I offer face to face supervision and have extensive experience of working with qualified therapists from a range of modalities who see both adult and child clients. I also have experience of supervising trainee or newly qualified therapists.
In addition to therapeutic supervision, for many years I have offered managerial experience in local and national third-sector organisations, both in-house and externally. This has included working with service managers and senior executives.
Sessions usually last an hour and a half and I charge £65 for a session. If you’d like to talk about working with me as a supervisee, I offer an initial free 30-minute consultation by phone or Skype.
About person-centered supervision
“The supervisor has no other concern, no other agenda than to facilitate the therapist’s ability to be open to her experience so that she can become fully present and engaged in the relationship with the client.” Elke Lambers, 2000
As a supervisor, I aim to cultivate the same person-centred values and attitudes with my supervisee as those I bring to my own client work – namely, genuineness, empathic understanding and acceptance.
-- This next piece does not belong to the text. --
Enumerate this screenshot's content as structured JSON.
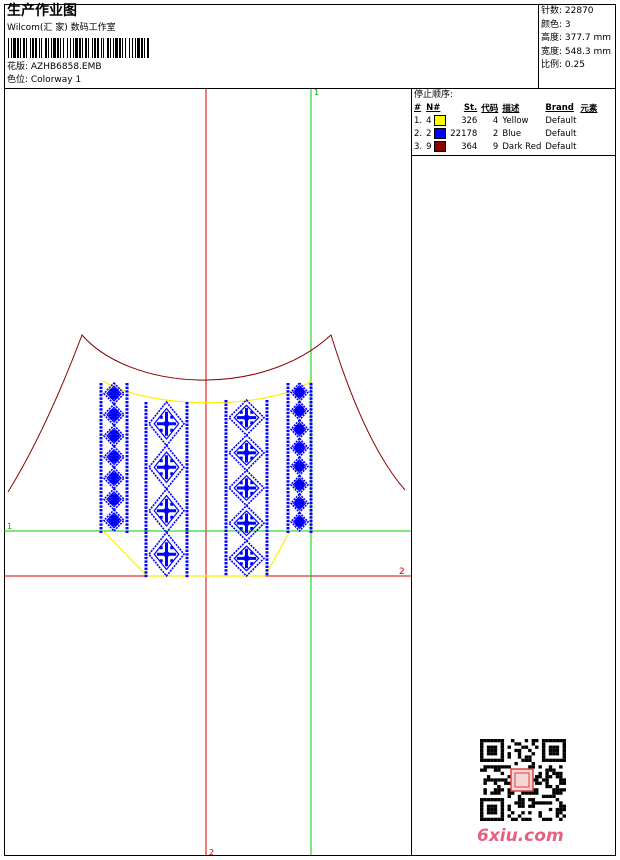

A therapist’s work can be challenging and I find that the best way of facilitating their practice is to model in supervision the qualities they need to actualise to bring about change with their clients.
In the supervision relationship these values and attitudes help to foster the development of trust, collaboration and growth.
Trust needs to be present between supervisor and supervisee so that openness, challenge and vulnerability can be present in the work in order better to serve the needs of the client.
The supervisory relationship also needs to be collaborative with both parties using their willingness to work together with complexity and uncertainty to produce new insights and understanding in client work.
Above all, supervision is a process that should highlight the importance of staying open to growth and development, both personally and professionally. This is the best way to ensure that the work of therapy remains vital, ethical and informed.